John of God: The Crimes of a Spiritual Healer is a series of 4 episodes, each 50 minutes, released on Netflix in mid-July, 2021. It documents the life story, the healing work that put John Teixera de Faria in the limelight internationally, and the shadows lurking behind that light. The original film, made in Brazil, is in Portuguese and now has subtitles in English. Click for trailer—only in Portuguese.
This new film graciously reveals the extent of the healing that took place over decades, as well as illustrating in graphic terms how some women, possibly 100s, were seduced and abused behind the scenes. The abused women they interviewed in the film all tell similar stories of how they went to John for healing, were invited alone into his private office, and they each echoed the words John used to manipulate them. The most terrible story of abuse is told by John’s daughter, Dalva Teixera, as she began to be physically and sexually abused by John when she was 9 years old.
This film introduces viewers to the lawyers who represented John as well as the prosecutors representing the state where he has been convicted of fraud, owning unregistered guns, and sexual abuses. The viewer sees old footage of John at the height of his power, and now in July, 2021, 79 years old, isolated in his home with an electronic bracelet around his ankle (instead of in state prison), still avowing that he is innocent, and likening himself to Christ who was crucified. As of late August, 2021, he has been returned to state prison to be held there for 63+years.
We are challenged to accept the idea that this man could be an exceptional healer and simultaneously be violating women and extracting payments from people in the circle of his influence, e.g. taxi drivers bringing patients to the center, inn keepers housing them, etc. And, how did the abuses escape being seen—when John’s inner circle included powerful mediums? This is a story that will be of interest to anyone wanting to understand the challenges of being a guru figure, the challenges of being successful as a healer, and the downfall of John Teixera, in particular.
Perhaps the lesson to be learned is: one who holds a very bright light may also produce a very long shadow that is difficult to perceive. Open your mind…but don’t let your brain fall out. Spiritual healing can be powerful and positive but that doesn’t mean the person effecting the healing has earned the position of “Guru”. He/she might be a very fallible human being.
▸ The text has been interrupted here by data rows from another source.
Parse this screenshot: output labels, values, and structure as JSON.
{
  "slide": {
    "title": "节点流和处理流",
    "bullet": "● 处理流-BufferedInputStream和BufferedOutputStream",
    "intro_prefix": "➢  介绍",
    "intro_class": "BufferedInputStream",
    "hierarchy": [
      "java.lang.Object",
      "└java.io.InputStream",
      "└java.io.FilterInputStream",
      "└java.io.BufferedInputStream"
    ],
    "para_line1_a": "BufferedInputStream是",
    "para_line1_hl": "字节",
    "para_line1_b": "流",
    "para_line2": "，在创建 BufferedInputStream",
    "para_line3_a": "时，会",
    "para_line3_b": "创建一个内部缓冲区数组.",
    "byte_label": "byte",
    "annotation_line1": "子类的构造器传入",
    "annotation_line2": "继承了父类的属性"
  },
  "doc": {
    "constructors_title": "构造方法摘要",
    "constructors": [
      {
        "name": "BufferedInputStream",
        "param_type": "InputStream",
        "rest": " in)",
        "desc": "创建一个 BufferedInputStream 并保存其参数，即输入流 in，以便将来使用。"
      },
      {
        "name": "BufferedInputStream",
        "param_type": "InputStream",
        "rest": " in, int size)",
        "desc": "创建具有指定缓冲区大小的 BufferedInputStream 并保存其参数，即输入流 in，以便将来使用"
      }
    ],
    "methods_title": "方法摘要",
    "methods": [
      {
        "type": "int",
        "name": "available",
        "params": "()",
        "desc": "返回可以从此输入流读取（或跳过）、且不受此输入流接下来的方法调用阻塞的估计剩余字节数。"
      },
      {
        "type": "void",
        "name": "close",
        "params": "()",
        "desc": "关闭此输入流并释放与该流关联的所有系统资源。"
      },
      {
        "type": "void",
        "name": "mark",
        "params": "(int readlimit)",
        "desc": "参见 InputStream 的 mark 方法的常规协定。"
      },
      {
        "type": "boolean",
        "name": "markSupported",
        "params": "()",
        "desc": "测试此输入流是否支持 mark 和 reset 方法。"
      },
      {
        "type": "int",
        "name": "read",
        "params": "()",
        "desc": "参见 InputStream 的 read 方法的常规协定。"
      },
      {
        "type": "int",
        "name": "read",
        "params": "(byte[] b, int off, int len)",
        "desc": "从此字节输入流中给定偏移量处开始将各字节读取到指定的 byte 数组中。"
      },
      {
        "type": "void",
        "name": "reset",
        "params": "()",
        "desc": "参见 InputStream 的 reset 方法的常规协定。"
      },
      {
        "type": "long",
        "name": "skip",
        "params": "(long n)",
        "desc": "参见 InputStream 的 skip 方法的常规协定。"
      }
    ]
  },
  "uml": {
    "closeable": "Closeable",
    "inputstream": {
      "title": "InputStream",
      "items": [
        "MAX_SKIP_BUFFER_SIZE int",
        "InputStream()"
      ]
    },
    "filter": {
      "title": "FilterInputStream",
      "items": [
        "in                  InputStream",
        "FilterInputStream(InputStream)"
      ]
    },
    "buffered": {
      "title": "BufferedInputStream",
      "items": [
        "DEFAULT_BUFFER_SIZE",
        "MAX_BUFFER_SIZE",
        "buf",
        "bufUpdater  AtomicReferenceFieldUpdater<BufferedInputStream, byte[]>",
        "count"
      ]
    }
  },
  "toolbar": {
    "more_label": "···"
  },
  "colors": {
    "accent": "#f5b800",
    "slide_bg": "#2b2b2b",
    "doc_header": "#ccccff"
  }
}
Emma Bragdon, PhD, is the Executive Director of Integrative Mental Health for You, IMHU.org. She first visited John’s center in 2001. A university professor she met there was the first person to tell her about Spiritism. She went on to study Spiritism in depth, visiting centers all over Brazil. She has since published two books about Spiritism and co-produced a documentary film about Spiritism. John Teixera’s center in Abadiania is “Spiritualist”, she says, not “Spiritist”–as the film’s subtitles relay. Dr. Bragdon and her Brazilian associates who are MDs teach a 7-day seminar on location in Brazil about Spiritist Therapies.